Carmel City Council members want further control of the redevelopment commission that carries out Mayor Jim Brainard’s vision for downtown, and Brainard said Friday morning that he won’t oppose the plan.
Council President Rick Sharp and members Luci Snyder and Eric Seidensticker are sponsoring an ordinance, to be introduced Monday, that would move the Carmel Redevelopment Commission’s staff and operations into a city department. That means the CRC’s annual operating budget, which is $6.4 million this year, would have to be approved by the council.
“It’s very comparable to what other redevelopment commissions in the state do,” Brainard said.
Council members have been scrutinizing the CRC’s expenses as they consider refinancing $183 million of the commission’s $267 million in debt. The commission has maxed out its credit and needs the refinancing to free up $8.8 million, which Brainard wants to use to complete the masssive City Center project.
To get the refinancing, Brainard agreed in April to an ordinance that gives the council final say over any future debt incurred by the CRC. The latest proposal means the council would also have oversight of the CRC's internal expenses.
Snyder, chairwoman of the council's finance committee, said it's too early to tell how the change would play out for the CRC's six-member staff, which works out of offices in the Evan Lurie building in the Arts & Design District. The CRC probably will save money by eliminating accounting fees, as the treasurer would be the city's fiscal agent, Clerk-Treasurer Diana Cordray, she said.
"I don't know what else," Snyder said. "That's probably a decision [to be made] closer to the beginning of the year. My job is to stop the bleeding."
Brainard said he's not concerned that the council will gut the CRC's operations, which include marketing and promotion for downtown businesses.
“I’m going to take everyone at their word; they still want to have a good redevelopment department,” he said.
The council might not be able to eliminate the bulk of the CRC’s operating expenses because they include subsidies to the Center for the Performing Arts, utility costs for the Palladium concert hall and overhead at the James Building, which houses theaters and offices.
The change would most likely impact the CRC’s direct overhead, which include a $462,505 payroll, outside legal and accounting services and leased office space in the Lurie building.
As part of the refinancing, the CRC proposed to lower its overhead from about $3 million this year to $1.1 million in 2013.
Under the proposed ordinance, the five-member redevelopment commission would be staffed by a city department, the Carmel Redevelopment Department.

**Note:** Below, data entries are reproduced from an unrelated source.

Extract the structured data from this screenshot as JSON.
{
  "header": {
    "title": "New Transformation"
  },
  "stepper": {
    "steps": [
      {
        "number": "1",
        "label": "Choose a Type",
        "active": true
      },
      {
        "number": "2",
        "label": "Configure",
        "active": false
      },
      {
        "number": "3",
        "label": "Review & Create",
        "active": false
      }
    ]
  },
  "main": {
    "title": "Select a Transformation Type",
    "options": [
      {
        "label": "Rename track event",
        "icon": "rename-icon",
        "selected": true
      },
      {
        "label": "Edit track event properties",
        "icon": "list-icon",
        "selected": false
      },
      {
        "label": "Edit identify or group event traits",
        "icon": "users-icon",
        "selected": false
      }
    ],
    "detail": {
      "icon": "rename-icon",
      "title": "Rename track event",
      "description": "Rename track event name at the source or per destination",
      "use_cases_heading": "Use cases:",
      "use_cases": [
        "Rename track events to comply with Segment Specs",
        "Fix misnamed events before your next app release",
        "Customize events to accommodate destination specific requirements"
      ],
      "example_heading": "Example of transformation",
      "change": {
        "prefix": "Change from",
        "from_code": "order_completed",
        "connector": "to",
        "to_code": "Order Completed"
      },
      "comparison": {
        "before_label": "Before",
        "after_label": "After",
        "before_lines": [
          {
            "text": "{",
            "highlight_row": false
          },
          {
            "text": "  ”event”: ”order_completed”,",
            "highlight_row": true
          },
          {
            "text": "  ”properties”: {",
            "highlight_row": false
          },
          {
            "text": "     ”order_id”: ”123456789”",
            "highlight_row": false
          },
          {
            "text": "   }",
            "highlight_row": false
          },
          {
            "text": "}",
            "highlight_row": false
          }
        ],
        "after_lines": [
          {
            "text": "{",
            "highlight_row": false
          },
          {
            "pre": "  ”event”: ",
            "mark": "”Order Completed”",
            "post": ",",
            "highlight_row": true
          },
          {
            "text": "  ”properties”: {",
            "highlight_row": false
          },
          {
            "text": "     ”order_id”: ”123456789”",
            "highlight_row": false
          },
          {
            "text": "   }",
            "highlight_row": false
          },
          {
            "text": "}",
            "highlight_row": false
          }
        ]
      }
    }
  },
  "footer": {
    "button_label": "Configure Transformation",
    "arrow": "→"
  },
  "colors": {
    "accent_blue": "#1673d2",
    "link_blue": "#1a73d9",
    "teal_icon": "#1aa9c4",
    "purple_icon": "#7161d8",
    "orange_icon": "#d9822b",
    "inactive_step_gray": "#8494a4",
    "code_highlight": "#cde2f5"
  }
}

Brainard noted that the department already exists and that the CRC’s current staff, which works under contract, could become full-time city employees. “Which would be a good thing for those employees,” he said.